++++ TASK INPUTS

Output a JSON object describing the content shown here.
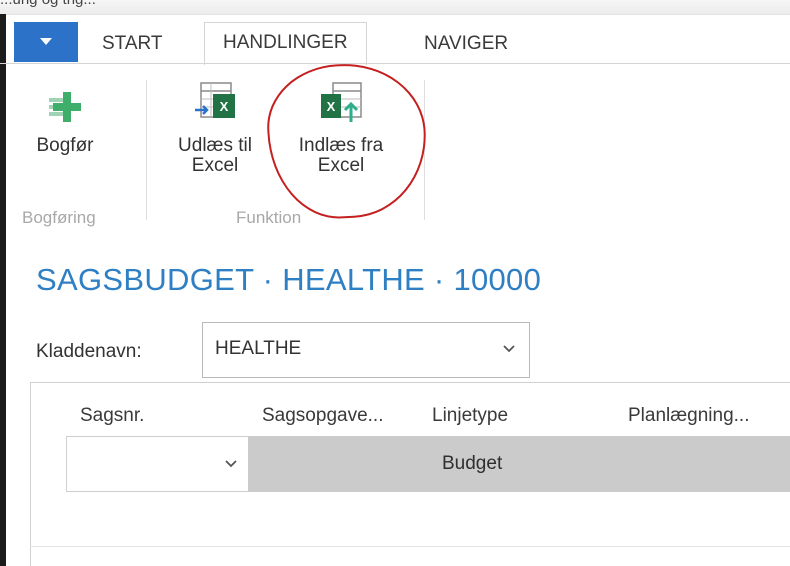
{
  "top_fragment": "...ung og trig...",
  "tabs": [
    "START",
    "HANDLINGER",
    "NAVIGER"
  ],
  "ribbon": {
    "post_label": "Bogfør",
    "group1_label": "Bogføring",
    "export_label_1": "Udlæs til",
    "export_label_2": "Excel",
    "import_label_1": "Indlæs fra",
    "import_label_2": "Excel",
    "group2_label": "Funktion"
  },
  "page_title": "SAGSBUDGET · HEALTHE · 10000",
  "journal": {
    "label": "Kladdenavn:",
    "value": "HEALTHE"
  },
  "table": {
    "columns": [
      "Sagsnr.",
      "Sagsopgave...",
      "Linjetype",
      "Planlægning..."
    ],
    "rows": [
      {
        "sagsnr": "",
        "linjetype": "Budget"
      }
    ]
  },
  "colors": {
    "accent_blue": "#2b72c8",
    "title_blue": "#2f7fc4",
    "excel_green": "#217346",
    "annotation_red": "#c42020"
  },
  "icons": [
    "post-plus-icon",
    "export-excel-icon",
    "import-excel-icon",
    "chevron-down-icon"
  ]
}
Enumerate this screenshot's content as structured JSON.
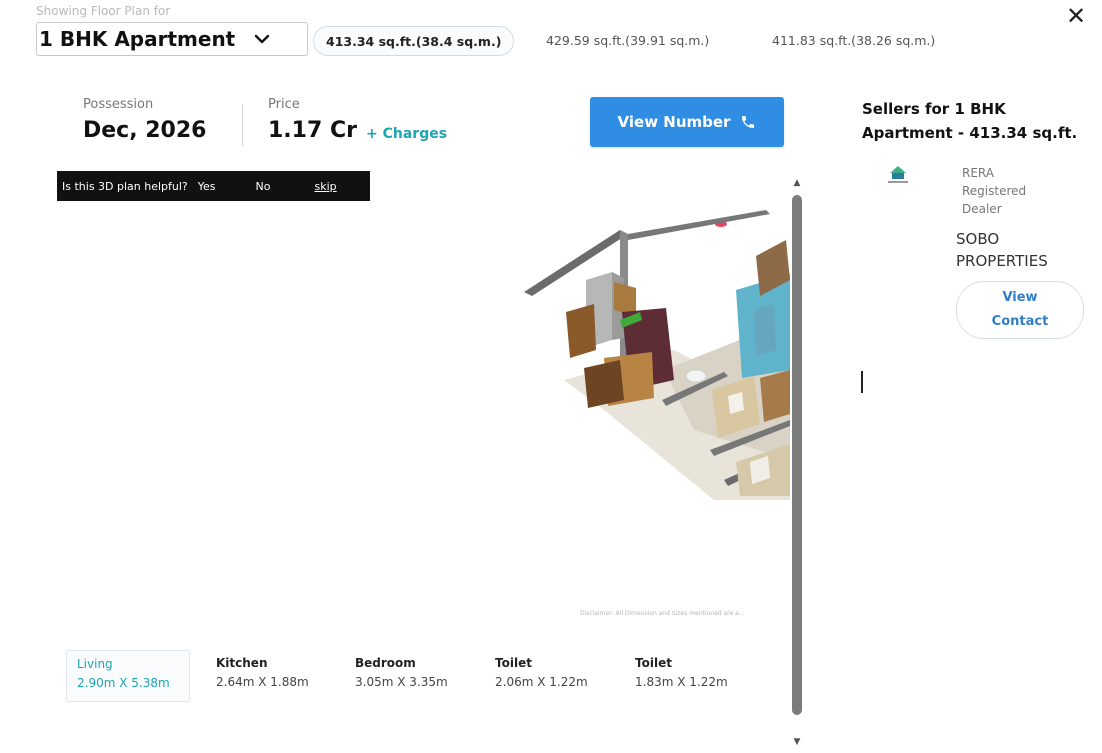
{
  "header": {
    "showing_label": "Showing Floor Plan for",
    "config_selected": "1 BHK Apartment",
    "areas": [
      {
        "label": "413.34 sq.ft.(38.4 sq.m.)",
        "active": true
      },
      {
        "label": "429.59 sq.ft.(39.91 sq.m.)",
        "active": false
      },
      {
        "label": "411.83 sq.ft.(38.26 sq.m.)",
        "active": false
      }
    ],
    "close_symbol": "✕"
  },
  "info": {
    "possession_label": "Possession",
    "possession_value": "Dec, 2026",
    "price_label": "Price",
    "price_value": "1.17 Cr",
    "charges_link": "+ Charges",
    "view_number_label": "View Number"
  },
  "feedback": {
    "question": "Is this 3D plan helpful?",
    "yes": "Yes",
    "no": "No",
    "skip": "skip"
  },
  "plan": {
    "disclaimer": "Disclaimer: All Dimension and Sizes mentioned are a..."
  },
  "rooms": [
    {
      "name": "Living",
      "dims": "2.90m X 5.38m",
      "active": true
    },
    {
      "name": "Kitchen",
      "dims": "2.64m X 1.88m",
      "active": false
    },
    {
      "name": "Bedroom",
      "dims": "3.05m X 3.35m",
      "active": false
    },
    {
      "name": "Toilet",
      "dims": "2.06m X 1.22m",
      "active": false
    },
    {
      "name": "Toilet",
      "dims": "1.83m X 1.22m",
      "active": false
    }
  ],
  "sellers": {
    "title_line1": "Sellers for 1 BHK",
    "title_line2": "Apartment - 413.34 sq.ft.",
    "rera_line1": "RERA",
    "rera_line2": "Registered",
    "rera_line3": "Dealer",
    "dealer_line1": "SOBO",
    "dealer_line2": "PROPERTIES",
    "view_contact_line1": "View",
    "view_contact_line2": "Contact"
  },
  "colors": {
    "primary_button": "#2f8de4",
    "accent_teal": "#19a6b5",
    "link_blue": "#2f7fc8"
  },
  "icons": [
    "chevron-down-icon",
    "close-icon",
    "phone-icon",
    "scroll-up-arrow-icon",
    "scroll-down-arrow-icon",
    "dealer-logo-icon"
  ]
}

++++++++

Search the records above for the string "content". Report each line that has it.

COMPLETED EXERCISE |
Output a JSON object describing the content shown here.
Enumerate this screenshot's content as structured JSON.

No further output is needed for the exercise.